**Problem to solve**.
The result should be every line in the data below that carries the string "image".
★ ★ ★
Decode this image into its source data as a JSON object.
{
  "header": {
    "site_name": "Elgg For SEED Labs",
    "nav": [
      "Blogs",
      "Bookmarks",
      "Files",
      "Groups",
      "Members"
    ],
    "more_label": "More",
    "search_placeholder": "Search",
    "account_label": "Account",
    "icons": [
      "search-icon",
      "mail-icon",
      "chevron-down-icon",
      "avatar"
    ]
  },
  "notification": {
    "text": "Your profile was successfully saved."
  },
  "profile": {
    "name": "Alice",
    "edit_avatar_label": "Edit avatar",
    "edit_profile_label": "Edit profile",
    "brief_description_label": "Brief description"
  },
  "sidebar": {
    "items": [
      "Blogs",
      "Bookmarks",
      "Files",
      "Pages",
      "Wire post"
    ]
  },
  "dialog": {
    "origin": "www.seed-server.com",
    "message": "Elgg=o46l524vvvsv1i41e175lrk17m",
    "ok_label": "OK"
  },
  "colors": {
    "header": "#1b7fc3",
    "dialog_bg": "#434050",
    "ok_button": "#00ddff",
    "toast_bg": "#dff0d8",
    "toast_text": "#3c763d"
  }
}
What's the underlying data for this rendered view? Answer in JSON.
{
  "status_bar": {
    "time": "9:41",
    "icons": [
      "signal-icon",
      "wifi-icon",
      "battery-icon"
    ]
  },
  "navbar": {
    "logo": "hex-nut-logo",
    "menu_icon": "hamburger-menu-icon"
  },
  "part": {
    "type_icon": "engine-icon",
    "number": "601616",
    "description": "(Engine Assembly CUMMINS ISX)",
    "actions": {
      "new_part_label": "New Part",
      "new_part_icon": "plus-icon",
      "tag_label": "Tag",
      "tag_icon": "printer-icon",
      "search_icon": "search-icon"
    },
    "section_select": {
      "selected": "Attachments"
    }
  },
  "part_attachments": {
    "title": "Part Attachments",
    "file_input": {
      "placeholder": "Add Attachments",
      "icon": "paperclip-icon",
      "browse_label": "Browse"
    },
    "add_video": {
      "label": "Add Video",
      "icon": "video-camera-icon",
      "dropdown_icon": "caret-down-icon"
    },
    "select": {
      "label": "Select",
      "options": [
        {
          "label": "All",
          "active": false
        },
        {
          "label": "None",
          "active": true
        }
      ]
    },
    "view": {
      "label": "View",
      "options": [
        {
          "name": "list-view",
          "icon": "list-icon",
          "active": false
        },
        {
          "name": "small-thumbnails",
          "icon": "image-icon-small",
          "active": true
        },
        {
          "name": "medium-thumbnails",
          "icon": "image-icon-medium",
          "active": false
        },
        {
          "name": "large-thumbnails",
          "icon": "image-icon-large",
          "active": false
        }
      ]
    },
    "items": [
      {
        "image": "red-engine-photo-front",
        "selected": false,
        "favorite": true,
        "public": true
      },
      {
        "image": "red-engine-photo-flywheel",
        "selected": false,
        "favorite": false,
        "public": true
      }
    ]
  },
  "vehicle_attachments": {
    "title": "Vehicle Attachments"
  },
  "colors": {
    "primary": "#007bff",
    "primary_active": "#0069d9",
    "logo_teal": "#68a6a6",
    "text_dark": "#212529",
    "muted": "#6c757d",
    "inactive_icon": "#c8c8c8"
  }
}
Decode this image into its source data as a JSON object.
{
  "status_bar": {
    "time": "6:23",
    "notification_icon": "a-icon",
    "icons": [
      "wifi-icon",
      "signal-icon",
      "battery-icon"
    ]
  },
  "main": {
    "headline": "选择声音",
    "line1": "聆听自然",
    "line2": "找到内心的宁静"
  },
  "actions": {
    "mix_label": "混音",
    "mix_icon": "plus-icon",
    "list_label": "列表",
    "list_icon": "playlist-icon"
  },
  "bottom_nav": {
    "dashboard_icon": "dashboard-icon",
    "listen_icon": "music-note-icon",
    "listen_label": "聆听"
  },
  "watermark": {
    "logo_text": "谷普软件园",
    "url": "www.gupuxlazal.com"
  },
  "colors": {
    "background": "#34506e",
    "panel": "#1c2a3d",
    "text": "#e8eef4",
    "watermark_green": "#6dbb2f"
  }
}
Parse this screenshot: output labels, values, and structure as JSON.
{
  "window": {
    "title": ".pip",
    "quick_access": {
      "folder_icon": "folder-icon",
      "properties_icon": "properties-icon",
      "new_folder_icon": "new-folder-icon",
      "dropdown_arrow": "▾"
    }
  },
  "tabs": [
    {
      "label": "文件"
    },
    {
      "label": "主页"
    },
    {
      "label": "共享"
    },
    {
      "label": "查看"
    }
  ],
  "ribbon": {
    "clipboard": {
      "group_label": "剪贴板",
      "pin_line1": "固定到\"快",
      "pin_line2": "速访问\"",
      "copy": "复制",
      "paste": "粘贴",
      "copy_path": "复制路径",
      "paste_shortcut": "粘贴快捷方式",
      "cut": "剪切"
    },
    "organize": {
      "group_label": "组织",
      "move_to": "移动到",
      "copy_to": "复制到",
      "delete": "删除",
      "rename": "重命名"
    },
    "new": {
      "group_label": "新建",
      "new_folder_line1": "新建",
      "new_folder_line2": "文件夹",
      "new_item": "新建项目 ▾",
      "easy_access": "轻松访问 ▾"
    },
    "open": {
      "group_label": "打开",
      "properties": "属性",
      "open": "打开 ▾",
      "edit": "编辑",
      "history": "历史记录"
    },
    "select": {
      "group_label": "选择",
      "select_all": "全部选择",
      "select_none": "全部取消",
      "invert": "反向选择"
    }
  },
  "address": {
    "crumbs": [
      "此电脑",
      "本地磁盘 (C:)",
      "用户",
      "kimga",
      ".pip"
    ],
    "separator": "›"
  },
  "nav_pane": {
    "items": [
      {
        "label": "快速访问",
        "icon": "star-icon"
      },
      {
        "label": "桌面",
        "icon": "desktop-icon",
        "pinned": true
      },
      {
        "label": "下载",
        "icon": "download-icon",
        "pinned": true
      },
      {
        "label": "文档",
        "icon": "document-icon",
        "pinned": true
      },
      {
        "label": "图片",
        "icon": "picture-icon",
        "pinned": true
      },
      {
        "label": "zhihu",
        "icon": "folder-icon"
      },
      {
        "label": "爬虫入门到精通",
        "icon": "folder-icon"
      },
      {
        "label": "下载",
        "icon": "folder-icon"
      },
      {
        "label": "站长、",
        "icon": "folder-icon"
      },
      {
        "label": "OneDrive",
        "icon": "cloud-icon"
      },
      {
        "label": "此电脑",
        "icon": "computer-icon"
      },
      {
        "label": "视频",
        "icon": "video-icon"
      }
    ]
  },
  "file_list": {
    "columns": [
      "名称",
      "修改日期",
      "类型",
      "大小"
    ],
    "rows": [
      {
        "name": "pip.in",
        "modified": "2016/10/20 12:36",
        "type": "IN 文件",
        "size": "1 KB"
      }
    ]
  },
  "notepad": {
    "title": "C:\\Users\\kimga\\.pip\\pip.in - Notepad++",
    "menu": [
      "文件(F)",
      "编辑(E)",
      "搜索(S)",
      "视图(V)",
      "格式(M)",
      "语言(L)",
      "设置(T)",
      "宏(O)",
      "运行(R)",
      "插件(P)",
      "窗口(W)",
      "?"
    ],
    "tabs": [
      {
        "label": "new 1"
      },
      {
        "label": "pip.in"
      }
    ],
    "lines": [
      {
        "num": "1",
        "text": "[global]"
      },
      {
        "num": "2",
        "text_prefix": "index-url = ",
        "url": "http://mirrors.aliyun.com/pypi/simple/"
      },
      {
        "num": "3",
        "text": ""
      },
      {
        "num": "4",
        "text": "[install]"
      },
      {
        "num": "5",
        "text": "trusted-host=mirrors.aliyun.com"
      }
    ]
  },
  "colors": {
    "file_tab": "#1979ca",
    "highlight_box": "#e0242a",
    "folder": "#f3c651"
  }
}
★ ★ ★
**Response to this exercise**.
Decode this image into its source data as a JSON object.
          "icon": "image-icon-small",
          "icon": "image-icon-medium",
          "icon": "image-icon-large",
        "image": "red-engine-photo-front",
        "image": "red-engine-photo-flywheel",
Decode this image into its source data as a JSON object.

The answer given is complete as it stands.